Kail Robinson is proof there are many different paths one can take during a career at Consumers Energy. 

The company veteran started out as an electrician in 2004. He spent five years honing his craft and learning from those around him, all while having his eyes on other opportunities to expand his skill set. 

“In those five years, I earned an electrical journeyman’s card,” Robinson said. “At that time, I became more interested in a career as a lineworker.” 

In 2009, Robinson joined the Apprenticeship Training program at Lansing Community College (LCC) before completing his courses with hands-on experience at our Marshall Training Center. 

In 2011, he started at East Kent as an apprentice lineman that led to him earning his journey lineworker card in 2015. 

Robinson continues to maintain both his journey lineworker card and his electrician card, so he always has options in what he wants to do with his career. 

From 2015 to 2022, Robinson served as a journeyman and lineworker in-charge at East Kent, where he worked on a wide range of overhead and underground projects, including storm restoration. 

In 2022, opportunity knocked in the form of an underground general foreman position in Walker.
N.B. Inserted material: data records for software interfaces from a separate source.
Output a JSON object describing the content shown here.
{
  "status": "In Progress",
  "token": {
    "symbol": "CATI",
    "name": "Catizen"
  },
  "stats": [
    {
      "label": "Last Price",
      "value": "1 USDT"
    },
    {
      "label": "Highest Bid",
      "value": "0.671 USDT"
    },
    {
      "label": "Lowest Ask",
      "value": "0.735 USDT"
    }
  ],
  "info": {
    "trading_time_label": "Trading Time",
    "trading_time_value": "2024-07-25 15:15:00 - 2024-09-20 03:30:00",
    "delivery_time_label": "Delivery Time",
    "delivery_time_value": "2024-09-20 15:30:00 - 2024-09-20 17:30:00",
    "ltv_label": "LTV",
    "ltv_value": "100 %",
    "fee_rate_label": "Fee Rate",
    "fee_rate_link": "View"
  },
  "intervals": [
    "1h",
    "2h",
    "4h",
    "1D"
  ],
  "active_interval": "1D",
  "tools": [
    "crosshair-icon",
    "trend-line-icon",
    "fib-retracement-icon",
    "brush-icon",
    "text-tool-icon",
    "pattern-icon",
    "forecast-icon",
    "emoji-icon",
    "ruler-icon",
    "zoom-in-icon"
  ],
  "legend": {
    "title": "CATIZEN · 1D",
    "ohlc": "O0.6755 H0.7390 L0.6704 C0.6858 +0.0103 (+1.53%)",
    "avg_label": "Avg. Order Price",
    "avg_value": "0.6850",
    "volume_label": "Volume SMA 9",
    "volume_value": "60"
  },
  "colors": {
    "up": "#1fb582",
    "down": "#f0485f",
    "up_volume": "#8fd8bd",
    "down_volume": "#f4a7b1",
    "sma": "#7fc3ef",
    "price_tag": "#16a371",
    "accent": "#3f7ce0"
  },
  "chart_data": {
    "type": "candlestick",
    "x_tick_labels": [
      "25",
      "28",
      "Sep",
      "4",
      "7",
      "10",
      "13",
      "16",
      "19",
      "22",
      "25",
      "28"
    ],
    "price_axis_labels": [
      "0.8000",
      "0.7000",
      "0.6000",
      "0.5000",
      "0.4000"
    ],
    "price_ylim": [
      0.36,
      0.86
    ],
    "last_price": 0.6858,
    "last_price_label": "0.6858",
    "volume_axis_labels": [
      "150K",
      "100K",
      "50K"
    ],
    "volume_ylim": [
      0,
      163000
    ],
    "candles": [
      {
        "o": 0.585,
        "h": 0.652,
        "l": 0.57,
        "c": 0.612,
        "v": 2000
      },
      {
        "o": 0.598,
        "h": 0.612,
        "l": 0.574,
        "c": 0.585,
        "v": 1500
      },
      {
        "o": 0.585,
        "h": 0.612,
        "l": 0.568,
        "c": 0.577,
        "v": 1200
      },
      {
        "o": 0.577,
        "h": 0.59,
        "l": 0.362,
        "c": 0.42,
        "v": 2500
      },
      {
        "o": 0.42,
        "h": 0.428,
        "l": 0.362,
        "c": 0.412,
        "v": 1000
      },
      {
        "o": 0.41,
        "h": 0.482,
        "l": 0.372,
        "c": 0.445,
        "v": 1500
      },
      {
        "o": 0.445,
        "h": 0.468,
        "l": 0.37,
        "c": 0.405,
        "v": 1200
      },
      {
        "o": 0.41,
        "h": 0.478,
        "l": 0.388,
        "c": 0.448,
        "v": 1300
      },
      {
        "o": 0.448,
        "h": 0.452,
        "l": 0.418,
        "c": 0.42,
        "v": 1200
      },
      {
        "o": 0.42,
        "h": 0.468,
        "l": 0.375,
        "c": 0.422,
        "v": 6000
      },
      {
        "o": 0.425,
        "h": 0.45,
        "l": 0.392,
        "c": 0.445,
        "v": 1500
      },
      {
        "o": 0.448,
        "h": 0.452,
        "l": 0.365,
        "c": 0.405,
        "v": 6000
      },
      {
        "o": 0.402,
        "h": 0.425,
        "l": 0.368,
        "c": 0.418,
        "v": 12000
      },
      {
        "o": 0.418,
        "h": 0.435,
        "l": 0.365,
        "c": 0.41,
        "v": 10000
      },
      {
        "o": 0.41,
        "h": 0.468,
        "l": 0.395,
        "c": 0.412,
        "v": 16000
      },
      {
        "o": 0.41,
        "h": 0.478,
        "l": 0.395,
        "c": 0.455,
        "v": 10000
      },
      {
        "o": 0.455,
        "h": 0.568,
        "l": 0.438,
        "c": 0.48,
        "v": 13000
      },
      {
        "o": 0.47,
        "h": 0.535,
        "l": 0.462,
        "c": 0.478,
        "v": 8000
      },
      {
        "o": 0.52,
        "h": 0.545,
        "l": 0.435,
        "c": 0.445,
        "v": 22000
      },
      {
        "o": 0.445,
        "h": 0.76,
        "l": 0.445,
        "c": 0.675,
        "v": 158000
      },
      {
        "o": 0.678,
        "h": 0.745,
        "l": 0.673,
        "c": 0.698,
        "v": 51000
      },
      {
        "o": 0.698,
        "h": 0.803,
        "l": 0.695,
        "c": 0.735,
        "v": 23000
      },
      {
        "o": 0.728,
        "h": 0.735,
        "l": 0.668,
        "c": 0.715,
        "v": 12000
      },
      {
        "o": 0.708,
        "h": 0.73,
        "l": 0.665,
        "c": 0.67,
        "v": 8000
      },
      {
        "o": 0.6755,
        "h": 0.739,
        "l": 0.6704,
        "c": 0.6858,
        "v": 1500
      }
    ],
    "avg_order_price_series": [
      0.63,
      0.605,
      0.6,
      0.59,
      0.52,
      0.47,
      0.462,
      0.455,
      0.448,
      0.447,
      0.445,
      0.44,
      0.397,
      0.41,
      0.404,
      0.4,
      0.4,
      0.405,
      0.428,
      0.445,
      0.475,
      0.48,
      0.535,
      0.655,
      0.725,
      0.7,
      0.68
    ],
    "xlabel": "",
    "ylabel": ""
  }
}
He liked the job he had, but the new one would mean Robinson could have a chance to be home more in the evenings and weekends to participate in his family’s life. 

“My family is very grateful for the opportunities I have had here,” Robinson said. “I wouldn’t change a thing. I’m right where I am supposed to be. I am right where I want to be.” 

With our recent announcement that we will be conducting a program to bury our lines, people like Robinson will be helping out in that venture.  

“It’s an exciting time to be an underground lineworker,” said Robinson, who works with underground voltage ranging from 120 to 14,000 volts. “It’s a job that fits right into my wheelhouse with my background as an electrician and working with overhead and underground lines.” 

He added that boring and trenching are skills needed by underground lineworkers. Other tasks performed in his underground post include overseeing crews on larger projects, helping train apprentices, being a voice for our new group for procedures, material, tools and equipment. 

“It’s been great to work with different work groups like dispatch, overhead line crews and the meter shop,” he said. “You are constantly in communication with groups who have a history of knowledge in areas that we are in.” 

Robinson said he passes along his knowledge through his vast experiences to new people in their respective positions. 

“We have a lot of new people who came from the gas side,” he said. “And they are hungry to be successful and I will do my best to help them do just that. It’s nice when somebody comes to you for advice – it helps me reinforce the importance of what I’ve learned through my work experiences. And one day they will pass their knowledge down to somebody else. It’s the way things should be.”